A collection of startup co-founders come into their new venture with a wide range of prior experience and success under their belt. It’s easy to imagine the various benefits of having a co-founder with lots of prior experience and success. But what if that success also caused them to be wealthy enough to be working because they want to, not because they need to? I refer to them as “bonus round” founders and sometimes they carry the CEO title. What’s the big deal. Maybe nothing, but read on.
Bonus Round Co-Founders
The wealthier they are, the more into the bonus round they are. Sometimes, but not always, bonus round founders are willing to take much more risk than other founders. After all, if the venture doesn’t work out, they’re already set for retirement.
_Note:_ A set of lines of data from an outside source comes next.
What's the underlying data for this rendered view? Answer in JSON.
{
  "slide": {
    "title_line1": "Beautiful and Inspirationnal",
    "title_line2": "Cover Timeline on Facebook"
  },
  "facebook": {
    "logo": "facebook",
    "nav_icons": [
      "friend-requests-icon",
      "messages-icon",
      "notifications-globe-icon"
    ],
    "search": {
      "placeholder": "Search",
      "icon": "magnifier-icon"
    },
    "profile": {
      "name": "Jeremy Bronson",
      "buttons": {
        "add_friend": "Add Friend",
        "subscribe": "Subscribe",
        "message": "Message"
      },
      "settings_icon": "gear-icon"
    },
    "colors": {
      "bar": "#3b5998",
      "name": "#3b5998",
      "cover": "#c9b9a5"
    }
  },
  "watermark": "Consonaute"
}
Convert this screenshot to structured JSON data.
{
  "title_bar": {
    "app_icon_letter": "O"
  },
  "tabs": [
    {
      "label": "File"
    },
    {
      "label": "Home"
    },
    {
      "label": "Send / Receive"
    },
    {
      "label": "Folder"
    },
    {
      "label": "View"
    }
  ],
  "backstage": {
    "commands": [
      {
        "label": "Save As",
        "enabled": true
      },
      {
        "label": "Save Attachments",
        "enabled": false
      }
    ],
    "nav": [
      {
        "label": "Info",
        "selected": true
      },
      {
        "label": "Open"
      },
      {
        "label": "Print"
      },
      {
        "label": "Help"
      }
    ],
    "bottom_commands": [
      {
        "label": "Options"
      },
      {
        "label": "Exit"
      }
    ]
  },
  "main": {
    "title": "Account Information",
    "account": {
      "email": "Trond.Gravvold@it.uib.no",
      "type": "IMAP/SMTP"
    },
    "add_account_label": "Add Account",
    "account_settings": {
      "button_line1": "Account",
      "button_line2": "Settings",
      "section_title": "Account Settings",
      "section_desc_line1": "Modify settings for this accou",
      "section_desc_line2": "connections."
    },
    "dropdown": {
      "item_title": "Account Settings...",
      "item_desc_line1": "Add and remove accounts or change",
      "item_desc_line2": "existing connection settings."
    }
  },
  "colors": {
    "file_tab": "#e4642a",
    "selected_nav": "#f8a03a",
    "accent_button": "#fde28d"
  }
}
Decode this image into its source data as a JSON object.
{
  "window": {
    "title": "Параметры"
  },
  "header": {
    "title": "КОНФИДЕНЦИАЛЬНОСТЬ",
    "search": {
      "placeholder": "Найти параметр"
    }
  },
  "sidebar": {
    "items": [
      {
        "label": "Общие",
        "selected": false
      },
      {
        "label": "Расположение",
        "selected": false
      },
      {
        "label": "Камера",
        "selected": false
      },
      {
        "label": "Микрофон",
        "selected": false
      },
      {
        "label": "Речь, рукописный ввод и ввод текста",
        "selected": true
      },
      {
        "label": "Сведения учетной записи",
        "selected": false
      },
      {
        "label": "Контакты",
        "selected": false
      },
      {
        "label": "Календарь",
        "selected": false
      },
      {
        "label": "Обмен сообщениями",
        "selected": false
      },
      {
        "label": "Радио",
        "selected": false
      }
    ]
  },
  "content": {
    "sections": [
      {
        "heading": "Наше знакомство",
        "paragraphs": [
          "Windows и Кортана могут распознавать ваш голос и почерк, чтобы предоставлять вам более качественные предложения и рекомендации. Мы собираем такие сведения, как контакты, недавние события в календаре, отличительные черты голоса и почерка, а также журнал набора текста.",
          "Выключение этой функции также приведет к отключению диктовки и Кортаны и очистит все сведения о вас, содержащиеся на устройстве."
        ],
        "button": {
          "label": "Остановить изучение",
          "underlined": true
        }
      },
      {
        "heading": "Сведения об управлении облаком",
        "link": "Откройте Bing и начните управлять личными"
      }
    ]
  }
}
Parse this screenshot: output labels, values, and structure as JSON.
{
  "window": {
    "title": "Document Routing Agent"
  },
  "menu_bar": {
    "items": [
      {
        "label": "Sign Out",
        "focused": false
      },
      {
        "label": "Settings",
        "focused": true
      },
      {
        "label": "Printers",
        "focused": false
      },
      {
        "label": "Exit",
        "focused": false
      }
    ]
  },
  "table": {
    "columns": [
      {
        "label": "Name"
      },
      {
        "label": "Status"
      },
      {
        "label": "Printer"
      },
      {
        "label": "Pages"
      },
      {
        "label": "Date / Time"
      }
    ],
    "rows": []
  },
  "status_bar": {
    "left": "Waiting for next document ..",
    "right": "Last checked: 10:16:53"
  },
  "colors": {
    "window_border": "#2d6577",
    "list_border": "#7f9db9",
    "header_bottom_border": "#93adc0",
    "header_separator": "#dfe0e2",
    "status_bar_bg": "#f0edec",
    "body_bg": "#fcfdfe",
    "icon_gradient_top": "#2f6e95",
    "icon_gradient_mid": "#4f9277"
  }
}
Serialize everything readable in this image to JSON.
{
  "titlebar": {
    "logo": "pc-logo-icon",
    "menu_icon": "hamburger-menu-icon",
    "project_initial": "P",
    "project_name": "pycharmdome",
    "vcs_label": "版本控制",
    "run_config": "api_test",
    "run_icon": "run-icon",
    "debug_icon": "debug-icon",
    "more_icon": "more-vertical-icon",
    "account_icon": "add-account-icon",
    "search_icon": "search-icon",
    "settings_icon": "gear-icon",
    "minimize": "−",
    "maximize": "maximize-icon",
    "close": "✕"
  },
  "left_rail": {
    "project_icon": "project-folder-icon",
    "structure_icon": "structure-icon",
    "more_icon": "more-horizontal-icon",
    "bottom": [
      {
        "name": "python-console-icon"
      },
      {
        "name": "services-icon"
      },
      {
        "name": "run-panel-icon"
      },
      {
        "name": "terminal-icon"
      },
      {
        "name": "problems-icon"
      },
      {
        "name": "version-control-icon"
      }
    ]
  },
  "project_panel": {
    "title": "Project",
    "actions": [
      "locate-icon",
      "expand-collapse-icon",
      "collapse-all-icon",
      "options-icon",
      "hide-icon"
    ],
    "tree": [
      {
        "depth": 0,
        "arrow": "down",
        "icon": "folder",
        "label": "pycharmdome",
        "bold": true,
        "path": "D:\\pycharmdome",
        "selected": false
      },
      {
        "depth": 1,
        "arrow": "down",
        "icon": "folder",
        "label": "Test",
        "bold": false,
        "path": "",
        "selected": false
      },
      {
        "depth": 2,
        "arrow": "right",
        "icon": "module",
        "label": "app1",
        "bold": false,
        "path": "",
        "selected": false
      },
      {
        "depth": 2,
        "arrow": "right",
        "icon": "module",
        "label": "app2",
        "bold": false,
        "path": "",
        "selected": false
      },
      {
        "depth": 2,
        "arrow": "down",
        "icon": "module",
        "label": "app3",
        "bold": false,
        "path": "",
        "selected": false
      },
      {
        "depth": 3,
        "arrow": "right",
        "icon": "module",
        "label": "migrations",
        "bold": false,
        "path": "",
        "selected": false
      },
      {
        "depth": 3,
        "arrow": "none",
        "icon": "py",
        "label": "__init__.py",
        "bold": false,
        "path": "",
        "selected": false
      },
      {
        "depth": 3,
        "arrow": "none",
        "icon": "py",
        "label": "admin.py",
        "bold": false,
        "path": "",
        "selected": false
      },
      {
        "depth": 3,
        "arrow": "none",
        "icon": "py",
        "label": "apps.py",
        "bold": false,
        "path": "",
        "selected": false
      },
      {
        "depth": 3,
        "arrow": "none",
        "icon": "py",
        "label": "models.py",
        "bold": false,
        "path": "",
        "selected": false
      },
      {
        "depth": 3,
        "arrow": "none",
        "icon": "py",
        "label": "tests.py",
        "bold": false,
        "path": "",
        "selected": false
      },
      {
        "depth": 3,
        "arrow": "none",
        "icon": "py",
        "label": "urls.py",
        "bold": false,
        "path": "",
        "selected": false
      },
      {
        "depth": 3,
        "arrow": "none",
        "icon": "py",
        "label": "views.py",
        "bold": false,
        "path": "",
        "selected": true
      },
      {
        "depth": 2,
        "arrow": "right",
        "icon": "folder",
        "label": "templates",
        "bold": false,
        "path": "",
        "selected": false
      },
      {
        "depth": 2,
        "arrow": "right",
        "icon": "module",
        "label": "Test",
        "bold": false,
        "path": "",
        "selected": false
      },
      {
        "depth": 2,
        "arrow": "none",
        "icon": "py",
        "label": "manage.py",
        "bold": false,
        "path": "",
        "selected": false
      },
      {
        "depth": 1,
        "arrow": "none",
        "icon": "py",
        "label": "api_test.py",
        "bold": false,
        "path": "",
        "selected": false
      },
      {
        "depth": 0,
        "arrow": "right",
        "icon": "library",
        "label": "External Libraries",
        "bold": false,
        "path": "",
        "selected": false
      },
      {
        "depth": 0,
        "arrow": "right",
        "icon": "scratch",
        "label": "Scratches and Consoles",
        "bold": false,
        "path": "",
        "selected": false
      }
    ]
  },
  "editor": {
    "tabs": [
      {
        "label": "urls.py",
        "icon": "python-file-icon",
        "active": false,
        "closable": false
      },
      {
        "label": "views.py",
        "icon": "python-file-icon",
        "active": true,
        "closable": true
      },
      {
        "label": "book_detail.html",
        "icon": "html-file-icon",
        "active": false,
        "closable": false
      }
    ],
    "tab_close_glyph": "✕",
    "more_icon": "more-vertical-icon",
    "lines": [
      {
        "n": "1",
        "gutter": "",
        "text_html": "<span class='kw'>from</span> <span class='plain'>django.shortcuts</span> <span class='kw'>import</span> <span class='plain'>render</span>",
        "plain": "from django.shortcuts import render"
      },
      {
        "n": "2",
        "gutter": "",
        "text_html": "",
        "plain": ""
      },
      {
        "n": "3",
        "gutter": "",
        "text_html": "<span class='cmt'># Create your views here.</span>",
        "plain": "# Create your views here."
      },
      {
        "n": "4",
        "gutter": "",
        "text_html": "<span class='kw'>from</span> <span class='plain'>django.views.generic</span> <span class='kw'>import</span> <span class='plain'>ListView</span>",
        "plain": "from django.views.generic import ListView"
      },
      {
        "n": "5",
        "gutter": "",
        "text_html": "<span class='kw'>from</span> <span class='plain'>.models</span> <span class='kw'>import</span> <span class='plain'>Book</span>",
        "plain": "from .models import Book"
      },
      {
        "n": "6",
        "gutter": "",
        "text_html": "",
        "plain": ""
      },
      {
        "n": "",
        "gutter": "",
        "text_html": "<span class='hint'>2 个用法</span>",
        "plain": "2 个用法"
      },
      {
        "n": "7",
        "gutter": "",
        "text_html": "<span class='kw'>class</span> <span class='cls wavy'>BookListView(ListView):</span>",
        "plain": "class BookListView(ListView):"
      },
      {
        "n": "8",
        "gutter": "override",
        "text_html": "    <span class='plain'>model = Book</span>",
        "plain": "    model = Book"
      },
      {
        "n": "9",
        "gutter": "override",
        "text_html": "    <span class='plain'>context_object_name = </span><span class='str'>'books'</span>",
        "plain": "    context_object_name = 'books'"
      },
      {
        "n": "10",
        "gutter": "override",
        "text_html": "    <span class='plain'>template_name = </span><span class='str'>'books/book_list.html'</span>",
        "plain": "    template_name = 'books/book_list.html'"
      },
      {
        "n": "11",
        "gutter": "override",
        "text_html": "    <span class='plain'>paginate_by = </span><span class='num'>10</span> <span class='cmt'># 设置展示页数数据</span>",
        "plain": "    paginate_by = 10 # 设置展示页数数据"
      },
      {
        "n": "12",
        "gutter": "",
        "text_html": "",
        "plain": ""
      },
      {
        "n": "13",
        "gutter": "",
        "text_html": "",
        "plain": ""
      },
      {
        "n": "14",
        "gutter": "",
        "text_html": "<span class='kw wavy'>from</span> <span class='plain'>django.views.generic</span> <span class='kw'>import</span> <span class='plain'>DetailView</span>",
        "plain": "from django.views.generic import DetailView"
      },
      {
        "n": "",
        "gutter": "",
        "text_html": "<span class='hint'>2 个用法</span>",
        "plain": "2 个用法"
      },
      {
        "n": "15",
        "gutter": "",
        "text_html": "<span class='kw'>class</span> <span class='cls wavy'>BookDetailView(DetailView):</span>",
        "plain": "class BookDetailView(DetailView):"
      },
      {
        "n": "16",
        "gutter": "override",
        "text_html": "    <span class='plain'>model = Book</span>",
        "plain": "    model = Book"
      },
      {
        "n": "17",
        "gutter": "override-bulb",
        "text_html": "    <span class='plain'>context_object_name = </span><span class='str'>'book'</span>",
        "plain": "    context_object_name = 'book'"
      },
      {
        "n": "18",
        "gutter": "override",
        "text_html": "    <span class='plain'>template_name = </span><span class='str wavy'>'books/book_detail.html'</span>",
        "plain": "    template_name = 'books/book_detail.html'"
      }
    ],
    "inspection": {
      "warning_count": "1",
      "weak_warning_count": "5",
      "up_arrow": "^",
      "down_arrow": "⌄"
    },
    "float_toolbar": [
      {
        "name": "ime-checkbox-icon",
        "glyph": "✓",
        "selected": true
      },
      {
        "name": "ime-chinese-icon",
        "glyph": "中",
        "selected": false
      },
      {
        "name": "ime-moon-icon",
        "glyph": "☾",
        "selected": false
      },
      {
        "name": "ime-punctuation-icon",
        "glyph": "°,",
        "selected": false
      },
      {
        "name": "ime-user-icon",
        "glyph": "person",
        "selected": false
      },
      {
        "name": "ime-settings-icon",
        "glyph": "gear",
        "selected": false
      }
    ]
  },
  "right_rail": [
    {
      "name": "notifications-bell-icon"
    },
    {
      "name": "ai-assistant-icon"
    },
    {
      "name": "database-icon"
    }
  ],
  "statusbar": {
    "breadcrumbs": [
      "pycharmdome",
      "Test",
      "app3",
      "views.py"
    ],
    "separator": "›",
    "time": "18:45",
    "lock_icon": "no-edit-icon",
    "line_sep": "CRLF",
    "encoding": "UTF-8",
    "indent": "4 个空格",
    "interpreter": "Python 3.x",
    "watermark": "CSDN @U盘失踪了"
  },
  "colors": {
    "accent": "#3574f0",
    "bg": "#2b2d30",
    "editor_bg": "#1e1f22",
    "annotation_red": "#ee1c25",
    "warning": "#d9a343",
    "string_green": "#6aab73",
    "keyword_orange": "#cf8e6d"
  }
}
If that bonus round founder is also the CEO with lots of decision-making authority, this issue can be even more pronounced.
No two bonus round founders are exactly alike. You’ll need to dig in a bit more to make sure the one you’re considering for a co-founder is a good fit. Below are some things to explore:
- Were they a founder for the gig that put them into the bonus round? In other words, have they been around that part of the journey to understand the unique issues that happen at the very early stage? For example, if they made their money as a Fortune 500 executive and never spent time running a startup, they could be in the bonus round, but without understanding what your world is like.
- If they already have a fat retirement in the bag, why do they want to go through the drudgery of doing a startup gig? Sometimes, bonus round types feel like they have to prove that the first win wasn’t just luck. Other times, they tried moving into a semi-retirement phase and realized they were made to build companies. And sometimes they came into the winning venture after it was already established, but always had a dream of starting their own startup from scratch. Whatever their reason, you’ll want to know more about their fundamental motivation for trying again.
- Do they understand they might be willing to put the company into more risky situations than if they hadn’t already made their money? Do they realize that some aspect of that could be good but sometimes it’s either unnecessary or crosses the line for the amount of risk the other founder(s) or employees are willing to take? Remember, if your venture crashes and burns, the bonus round co-founder is still set for retirement.
There’s almost always more good than bad from teaming with a bonus round co-founder. Just add the questions above to your due diligence list before you make your final decision. Also realize that just asking the questions and having the resulting conversations helps put valuable issues on the table.
When They Become Your Investor
Bootstrapping is a common way for startups to start (see related article titled “How Long Should You Bootstrap?“). But with a bonus round co-founder on the team, it’s possible they will invest some of their own money to help accelerate progress during this phase. Fabulous, right? Well, now your co-founder is wearing two hats: operator and investor.
Their investment will likely be made via some convertible security like a convertible note (see related article titled “Convertible Note Basics“) or a SAFE (see related article titled “Comparing the SAFE to Convertible Notes“). That means that in the future they will end up with some Preferred equity, in addition to the Common class equity held by other founders and employees. Preferred shareholders get special rights, including some special voting rights. Will your bonus round co-founder vote her shares with the Common shareholders’ interest in mind or the Preferred? Very often those interests are aligned, but not always.
There’s almost certainly more good than bad with having a bonus round co-founder. Like many things related to the long journey that’s ahead of you, being able to have open and honest conversations with your co-founders is critical.
Also, with any addition to the team at the early stage (ie – first 20 employees), pay close attention to personas and personalities. You don’t want too much concentration of the same persona type because diversity of thinking and approaches can be one of your company’s strongest superpowers. For more on this, see my article titled “8 Personas of Successful Entrepreneurs“.
Also see my related article titled “Avoiding Co-Founder Conflict“.